As it stands, you have more to learn from a so-called bad experience than from good ones. As long as you are able to learn from them. By embracing bad experiences as a vital part of the journey, you will be able to transform the bad into the good and the lows can be even more rewarding than the highs. (Existential masochism)
The tourist versus the adventurer:
“It is better to travel well than to arrive.” ~The Buddha
The key difference between tourism and adventure is disposition and the ability to adapt and overcome. This ability alchemically transforms a bad experience into a rewarding one. Slings become wings, arrows get inverted, and the middle way reveals itself as the path that bridges the gap between good and bad. A healthy disposition holds the tension between opposites. Hope is resurrected by despair. Despair surrenders to resurrection. And there could have been no resurrection without a fall.
Adventure is the double-edged sword that the adventurer persistently and resiliently stabs himself with. Without it he is just traveling, he is merely a tourist. The true adventurer understands that adventure must have an edge to it, else it is none.
Ninety-nine times out of a hundred the battle between David and Goliath will end in a defeat to David. It’s only one in a hundred times (if that) that his sling shot will be true. The other ninety-nine times, (if he survives) he must dust himself off, learn from his mistakes, make the best of a bad situation, and adapt and overcome using the same courage he used to face Goliath in the first place.
True adventure is risky. Adventure without risk isn’t adventure at all; it’s tourism. The difference between a tourist and an adventurer is how courageous they are in taking on risky situations that could end badly.

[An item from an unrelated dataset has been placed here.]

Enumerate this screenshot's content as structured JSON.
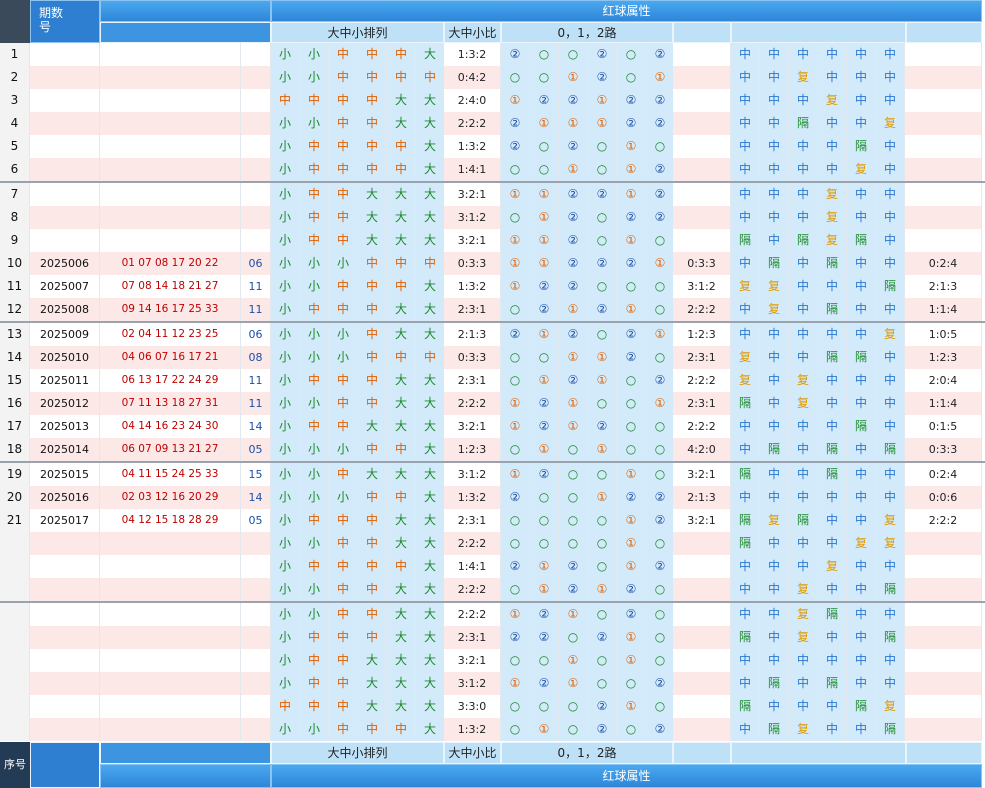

The tourist remains in his comfort zone, afraid to take risks outside of his itinerary. The adventurer expands his comfort zone, by taking strategic risks despite itinerary. Where the tourist is afraid to touch any sword, the adventurer courageously draws the double-edged sword and dares the universe to do its worst. The tourist hopes for the best—full stop. The adventurer hopes for the best, but he is prepared for the worst. He is prepared to adapt and overcome, to make the best of the worst that the universe can dish out.
Those who choose adventure over tourism don’t want an easy life. They are willing to sacrifice comfort, safety and security for courage, curiosity, and danger. As Nietzsche said, “Live dangerously. Build your cities on the slopes of Vesuvius.”
For the adventurer, life is too short to live it sheepishly, fearfully, holed-up inside one’s comfort zone. Life is meant to be lived fully, even at the risk of injury or death. To have the marrow sucked out of it, even at the risk of choking on the bone.
Indeed. Even a bad adventure is better than no adventure at all.
When you’re wielding the doubled edged sword of adventure, there’s no good life, there’s no bad life, there’s just the adventurous life. A life lived to the nth degree, with passion and courage, and the ability to make the best of it. For, in the end, life is less about getting what you want, and more about making the best of what you get.
Image source: Apashe by Billelis
About the Author:
Gary Z McGee, a former Navy Intelligence Specialist turned philosopher, is the author of Birthday Suit of God and The Looking Glass Man. His works are inspired by the great philosophers of the ages and his wide-awake view of the modern world.
This article (The Double-edged Sword of Adventure) was originally created and published by Self-inflicted Philosophy and is printed here under a Creative Commons license with attribution to Gary Z McGee and self-inflictedphilosophy.com. It may be re-posted freely with proper attribution, author bio, and this statement of copyright.